■ **Exercise description**
All lines with the word "kind" must be pulled from the entries below.

(App and web page records)
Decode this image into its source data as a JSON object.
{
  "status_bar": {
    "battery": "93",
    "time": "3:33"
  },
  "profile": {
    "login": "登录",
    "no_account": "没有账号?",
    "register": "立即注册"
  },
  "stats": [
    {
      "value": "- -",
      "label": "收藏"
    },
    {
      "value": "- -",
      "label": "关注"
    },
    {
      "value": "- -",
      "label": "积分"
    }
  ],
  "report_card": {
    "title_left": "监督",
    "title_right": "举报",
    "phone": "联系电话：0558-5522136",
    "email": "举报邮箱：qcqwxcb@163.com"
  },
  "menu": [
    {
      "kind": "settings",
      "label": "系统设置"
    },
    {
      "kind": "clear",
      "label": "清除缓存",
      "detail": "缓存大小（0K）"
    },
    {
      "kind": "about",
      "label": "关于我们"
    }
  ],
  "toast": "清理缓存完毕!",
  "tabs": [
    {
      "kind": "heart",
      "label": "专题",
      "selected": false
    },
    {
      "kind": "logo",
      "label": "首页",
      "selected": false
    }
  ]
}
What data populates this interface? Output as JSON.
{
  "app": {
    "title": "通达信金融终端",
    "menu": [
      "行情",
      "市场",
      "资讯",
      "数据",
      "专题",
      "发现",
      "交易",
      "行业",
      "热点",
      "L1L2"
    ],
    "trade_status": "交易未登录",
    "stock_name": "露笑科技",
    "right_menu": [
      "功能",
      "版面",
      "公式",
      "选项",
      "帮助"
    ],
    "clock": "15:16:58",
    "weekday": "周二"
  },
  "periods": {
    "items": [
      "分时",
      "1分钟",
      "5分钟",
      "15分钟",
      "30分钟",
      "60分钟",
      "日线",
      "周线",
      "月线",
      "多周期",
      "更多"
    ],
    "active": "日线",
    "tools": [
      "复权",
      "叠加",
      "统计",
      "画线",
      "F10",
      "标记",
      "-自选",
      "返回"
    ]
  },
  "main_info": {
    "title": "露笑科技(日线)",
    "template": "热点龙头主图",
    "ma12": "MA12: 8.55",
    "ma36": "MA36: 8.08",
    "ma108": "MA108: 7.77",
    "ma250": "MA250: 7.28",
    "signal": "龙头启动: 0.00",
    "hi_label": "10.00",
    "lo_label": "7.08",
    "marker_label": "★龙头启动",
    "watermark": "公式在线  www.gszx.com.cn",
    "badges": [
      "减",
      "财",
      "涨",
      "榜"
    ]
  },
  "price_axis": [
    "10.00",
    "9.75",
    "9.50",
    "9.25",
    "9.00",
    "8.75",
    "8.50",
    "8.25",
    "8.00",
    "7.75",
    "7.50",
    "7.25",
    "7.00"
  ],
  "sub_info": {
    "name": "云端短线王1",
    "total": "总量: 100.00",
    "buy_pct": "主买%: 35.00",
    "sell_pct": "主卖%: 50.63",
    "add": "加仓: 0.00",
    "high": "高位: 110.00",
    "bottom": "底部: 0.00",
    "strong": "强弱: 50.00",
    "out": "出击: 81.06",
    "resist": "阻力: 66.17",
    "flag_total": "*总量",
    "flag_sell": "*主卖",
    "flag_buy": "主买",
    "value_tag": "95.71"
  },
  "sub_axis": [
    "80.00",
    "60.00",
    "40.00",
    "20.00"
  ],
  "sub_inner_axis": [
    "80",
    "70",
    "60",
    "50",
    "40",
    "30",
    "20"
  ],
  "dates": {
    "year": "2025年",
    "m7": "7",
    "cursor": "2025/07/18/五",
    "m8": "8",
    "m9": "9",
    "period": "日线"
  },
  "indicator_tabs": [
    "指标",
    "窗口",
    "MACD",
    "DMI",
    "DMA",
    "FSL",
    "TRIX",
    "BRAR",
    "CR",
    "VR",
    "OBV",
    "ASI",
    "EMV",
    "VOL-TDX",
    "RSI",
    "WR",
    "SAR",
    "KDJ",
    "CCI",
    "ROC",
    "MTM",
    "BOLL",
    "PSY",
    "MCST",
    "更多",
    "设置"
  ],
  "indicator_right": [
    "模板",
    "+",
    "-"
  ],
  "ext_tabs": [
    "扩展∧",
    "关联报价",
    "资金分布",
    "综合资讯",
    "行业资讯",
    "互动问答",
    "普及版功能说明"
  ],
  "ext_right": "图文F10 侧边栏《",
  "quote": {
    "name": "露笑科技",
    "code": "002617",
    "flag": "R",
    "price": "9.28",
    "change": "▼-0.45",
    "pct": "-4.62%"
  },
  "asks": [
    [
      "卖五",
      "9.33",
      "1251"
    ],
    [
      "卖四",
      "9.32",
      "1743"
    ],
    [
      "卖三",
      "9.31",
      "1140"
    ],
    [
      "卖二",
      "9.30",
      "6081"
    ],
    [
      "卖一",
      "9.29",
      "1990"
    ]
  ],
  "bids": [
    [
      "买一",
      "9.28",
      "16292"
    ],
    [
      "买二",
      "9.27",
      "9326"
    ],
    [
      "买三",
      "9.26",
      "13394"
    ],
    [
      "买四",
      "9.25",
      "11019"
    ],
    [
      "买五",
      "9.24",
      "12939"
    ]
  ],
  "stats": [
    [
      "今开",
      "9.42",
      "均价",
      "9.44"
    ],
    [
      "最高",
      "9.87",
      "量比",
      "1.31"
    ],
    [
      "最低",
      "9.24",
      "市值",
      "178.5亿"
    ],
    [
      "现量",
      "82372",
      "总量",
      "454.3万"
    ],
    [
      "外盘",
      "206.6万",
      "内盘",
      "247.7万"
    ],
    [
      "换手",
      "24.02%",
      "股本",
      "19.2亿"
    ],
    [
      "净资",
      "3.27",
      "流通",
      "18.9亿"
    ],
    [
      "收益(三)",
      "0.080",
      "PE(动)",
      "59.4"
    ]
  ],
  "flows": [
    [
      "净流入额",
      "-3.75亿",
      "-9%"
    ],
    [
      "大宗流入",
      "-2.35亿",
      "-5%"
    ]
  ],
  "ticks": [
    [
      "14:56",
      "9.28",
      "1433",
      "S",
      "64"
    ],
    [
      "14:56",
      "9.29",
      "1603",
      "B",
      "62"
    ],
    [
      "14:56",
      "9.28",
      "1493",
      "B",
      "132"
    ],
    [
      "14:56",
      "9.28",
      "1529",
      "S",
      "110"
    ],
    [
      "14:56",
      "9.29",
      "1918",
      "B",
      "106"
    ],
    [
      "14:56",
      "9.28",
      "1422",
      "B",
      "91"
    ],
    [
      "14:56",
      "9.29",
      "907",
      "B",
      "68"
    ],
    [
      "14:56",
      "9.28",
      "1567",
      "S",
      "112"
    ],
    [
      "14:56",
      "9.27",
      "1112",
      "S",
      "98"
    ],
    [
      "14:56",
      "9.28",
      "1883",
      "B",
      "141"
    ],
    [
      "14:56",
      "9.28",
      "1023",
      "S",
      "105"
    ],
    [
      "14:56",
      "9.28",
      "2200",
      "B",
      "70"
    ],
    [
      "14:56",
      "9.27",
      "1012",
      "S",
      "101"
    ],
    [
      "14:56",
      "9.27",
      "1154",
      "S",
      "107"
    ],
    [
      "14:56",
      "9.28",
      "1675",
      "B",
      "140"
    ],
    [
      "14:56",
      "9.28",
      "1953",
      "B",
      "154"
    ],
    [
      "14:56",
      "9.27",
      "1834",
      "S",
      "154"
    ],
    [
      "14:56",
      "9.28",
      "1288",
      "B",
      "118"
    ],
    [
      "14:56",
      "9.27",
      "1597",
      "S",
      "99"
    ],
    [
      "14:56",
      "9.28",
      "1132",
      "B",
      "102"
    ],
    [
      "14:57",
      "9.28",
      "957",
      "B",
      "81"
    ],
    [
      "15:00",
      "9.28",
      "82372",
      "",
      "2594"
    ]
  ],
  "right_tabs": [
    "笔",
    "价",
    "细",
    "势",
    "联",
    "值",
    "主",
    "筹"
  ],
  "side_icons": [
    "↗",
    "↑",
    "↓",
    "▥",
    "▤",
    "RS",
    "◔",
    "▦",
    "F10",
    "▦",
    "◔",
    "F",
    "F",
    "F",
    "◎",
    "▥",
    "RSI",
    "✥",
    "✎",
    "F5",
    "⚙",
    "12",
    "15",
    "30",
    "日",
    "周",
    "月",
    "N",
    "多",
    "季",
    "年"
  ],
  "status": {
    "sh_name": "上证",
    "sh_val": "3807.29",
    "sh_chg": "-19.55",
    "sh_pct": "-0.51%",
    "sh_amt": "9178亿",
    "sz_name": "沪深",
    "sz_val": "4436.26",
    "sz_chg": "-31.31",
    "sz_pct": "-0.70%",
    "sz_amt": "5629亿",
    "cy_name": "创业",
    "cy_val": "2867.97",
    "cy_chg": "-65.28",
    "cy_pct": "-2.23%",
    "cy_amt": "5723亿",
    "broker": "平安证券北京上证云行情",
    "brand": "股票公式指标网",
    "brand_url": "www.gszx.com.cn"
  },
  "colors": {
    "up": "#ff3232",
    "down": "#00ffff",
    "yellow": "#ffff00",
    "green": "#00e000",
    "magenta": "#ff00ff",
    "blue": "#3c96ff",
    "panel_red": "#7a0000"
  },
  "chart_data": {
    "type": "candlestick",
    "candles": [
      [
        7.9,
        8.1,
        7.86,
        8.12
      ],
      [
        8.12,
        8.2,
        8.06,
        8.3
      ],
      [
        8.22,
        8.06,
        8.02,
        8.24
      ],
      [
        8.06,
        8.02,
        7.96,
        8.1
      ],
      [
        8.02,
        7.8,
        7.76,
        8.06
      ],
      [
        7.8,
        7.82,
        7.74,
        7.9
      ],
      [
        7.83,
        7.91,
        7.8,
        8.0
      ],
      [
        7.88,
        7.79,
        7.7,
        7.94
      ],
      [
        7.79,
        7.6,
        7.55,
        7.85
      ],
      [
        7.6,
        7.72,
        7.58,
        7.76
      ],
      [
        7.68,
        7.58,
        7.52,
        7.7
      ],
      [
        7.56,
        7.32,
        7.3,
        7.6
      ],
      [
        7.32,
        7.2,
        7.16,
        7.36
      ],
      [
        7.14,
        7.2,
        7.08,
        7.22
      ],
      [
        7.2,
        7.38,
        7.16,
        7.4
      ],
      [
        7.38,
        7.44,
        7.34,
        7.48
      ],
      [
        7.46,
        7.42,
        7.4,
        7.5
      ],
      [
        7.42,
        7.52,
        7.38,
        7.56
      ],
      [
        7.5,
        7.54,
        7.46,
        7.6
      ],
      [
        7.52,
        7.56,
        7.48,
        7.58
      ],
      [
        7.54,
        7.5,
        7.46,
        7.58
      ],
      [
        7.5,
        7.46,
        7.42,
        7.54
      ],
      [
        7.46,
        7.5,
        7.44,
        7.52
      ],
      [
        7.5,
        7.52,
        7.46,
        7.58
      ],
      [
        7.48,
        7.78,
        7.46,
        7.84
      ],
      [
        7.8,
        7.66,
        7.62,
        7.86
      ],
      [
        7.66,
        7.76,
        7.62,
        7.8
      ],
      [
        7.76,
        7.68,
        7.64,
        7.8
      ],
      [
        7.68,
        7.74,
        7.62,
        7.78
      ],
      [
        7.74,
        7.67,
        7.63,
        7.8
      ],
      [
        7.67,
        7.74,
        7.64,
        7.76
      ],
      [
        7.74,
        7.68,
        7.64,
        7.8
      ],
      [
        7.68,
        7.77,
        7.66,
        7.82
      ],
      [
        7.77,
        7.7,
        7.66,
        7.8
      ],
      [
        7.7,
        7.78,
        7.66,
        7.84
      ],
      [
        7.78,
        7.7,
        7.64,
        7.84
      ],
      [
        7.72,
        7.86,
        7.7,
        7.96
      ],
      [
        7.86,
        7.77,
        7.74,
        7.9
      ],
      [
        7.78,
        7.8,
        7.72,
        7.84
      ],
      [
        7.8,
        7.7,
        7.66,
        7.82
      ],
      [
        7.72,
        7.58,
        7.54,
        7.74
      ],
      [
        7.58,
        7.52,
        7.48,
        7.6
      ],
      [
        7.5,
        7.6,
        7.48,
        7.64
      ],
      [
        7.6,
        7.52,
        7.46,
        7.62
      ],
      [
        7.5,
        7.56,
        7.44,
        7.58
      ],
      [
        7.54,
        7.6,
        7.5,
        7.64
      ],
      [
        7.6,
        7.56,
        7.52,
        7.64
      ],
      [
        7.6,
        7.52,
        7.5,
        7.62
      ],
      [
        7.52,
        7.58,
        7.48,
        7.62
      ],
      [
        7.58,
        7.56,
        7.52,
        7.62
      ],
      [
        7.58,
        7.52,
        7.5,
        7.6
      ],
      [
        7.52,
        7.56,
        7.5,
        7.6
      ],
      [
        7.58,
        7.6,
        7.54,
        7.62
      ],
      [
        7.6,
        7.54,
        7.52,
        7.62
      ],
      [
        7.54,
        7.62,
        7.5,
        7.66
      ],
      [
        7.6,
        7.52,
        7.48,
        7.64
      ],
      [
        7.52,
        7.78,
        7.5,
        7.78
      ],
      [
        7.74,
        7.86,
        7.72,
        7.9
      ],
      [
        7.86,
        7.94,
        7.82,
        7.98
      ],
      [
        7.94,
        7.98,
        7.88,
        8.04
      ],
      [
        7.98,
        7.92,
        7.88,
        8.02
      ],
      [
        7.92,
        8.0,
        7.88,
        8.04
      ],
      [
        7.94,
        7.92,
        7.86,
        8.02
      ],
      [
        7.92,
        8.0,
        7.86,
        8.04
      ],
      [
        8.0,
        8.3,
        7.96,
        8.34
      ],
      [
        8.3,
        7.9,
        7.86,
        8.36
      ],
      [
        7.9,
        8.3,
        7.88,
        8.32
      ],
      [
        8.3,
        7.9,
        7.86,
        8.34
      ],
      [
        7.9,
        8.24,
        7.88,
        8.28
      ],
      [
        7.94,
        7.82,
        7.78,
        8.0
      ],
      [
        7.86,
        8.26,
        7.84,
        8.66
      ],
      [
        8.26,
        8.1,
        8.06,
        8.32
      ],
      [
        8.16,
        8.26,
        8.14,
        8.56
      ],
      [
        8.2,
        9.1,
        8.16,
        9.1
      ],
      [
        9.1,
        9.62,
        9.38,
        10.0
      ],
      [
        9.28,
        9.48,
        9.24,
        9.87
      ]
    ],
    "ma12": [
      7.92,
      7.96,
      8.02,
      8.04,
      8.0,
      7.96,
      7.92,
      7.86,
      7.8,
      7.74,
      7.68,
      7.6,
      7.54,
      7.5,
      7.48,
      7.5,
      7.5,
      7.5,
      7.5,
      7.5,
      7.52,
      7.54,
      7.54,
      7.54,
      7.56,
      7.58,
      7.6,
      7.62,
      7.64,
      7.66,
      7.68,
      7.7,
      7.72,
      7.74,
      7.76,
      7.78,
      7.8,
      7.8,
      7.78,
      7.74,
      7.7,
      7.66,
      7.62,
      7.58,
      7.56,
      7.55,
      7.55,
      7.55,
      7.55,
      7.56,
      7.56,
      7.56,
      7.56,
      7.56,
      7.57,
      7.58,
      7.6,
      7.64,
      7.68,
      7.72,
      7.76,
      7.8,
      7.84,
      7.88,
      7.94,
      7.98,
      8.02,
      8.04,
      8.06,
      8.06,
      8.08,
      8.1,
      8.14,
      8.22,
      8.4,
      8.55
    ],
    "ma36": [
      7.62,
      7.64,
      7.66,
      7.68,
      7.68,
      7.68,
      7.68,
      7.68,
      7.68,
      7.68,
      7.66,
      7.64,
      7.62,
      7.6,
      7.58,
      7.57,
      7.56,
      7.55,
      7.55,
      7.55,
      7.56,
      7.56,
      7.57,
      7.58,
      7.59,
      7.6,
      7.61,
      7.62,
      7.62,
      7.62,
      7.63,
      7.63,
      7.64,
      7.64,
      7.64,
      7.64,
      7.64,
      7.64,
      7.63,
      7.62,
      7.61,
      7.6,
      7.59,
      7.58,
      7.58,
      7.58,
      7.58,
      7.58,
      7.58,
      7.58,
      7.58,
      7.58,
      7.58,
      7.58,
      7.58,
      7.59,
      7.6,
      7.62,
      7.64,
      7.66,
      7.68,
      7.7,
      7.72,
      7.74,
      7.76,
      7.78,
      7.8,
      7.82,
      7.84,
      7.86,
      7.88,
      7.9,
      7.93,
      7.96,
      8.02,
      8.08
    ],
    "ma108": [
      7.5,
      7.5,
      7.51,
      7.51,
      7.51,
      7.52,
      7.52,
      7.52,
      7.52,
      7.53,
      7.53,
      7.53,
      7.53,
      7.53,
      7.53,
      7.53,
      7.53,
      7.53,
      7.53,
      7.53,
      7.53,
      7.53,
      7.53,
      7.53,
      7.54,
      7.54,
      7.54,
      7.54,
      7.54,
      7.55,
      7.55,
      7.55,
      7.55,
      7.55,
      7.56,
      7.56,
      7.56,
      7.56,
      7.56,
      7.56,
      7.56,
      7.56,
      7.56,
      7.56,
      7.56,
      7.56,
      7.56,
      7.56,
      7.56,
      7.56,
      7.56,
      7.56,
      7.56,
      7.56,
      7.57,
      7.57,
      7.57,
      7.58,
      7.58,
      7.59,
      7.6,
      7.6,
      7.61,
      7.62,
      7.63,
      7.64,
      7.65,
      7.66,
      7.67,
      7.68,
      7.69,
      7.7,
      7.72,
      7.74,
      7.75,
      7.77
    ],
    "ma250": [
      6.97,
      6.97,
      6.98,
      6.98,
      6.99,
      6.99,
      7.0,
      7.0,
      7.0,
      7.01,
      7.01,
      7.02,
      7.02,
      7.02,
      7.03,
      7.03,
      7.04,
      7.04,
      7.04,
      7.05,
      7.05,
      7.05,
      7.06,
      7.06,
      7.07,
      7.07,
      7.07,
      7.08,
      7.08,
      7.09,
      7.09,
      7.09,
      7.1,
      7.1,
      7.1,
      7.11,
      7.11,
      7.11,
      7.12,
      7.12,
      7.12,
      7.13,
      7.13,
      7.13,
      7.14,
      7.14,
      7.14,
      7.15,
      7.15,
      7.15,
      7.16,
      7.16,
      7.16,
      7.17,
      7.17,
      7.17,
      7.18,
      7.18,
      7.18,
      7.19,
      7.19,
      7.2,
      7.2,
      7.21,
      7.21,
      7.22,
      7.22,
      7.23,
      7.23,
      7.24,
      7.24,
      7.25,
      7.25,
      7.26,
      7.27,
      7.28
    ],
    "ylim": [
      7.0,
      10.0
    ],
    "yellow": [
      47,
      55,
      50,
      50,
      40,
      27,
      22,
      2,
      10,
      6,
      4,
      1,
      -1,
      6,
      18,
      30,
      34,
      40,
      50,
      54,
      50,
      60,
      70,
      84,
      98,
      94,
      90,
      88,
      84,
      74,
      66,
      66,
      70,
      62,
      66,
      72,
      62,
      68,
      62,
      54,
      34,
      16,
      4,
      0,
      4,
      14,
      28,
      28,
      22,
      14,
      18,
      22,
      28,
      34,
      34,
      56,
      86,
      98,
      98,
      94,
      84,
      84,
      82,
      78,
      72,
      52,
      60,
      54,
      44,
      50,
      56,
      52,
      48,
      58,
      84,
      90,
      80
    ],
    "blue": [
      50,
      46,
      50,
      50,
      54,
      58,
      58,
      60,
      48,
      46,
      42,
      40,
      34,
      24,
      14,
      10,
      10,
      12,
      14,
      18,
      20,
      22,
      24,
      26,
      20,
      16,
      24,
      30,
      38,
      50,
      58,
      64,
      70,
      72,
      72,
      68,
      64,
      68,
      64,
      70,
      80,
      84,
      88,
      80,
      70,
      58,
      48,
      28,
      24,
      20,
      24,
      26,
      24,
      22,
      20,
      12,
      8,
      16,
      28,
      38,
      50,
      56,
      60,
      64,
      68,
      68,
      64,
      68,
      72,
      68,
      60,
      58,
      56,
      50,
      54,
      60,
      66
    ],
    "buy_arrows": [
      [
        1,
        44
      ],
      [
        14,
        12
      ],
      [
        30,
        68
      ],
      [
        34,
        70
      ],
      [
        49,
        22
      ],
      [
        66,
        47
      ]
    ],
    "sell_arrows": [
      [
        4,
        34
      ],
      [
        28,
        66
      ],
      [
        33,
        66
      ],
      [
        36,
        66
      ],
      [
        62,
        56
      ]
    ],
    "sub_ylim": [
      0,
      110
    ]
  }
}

■ **Exercise result**
      "kind": "settings",
      "kind": "clear",
      "kind": "about",
      "kind": "heart",
      "kind": "logo",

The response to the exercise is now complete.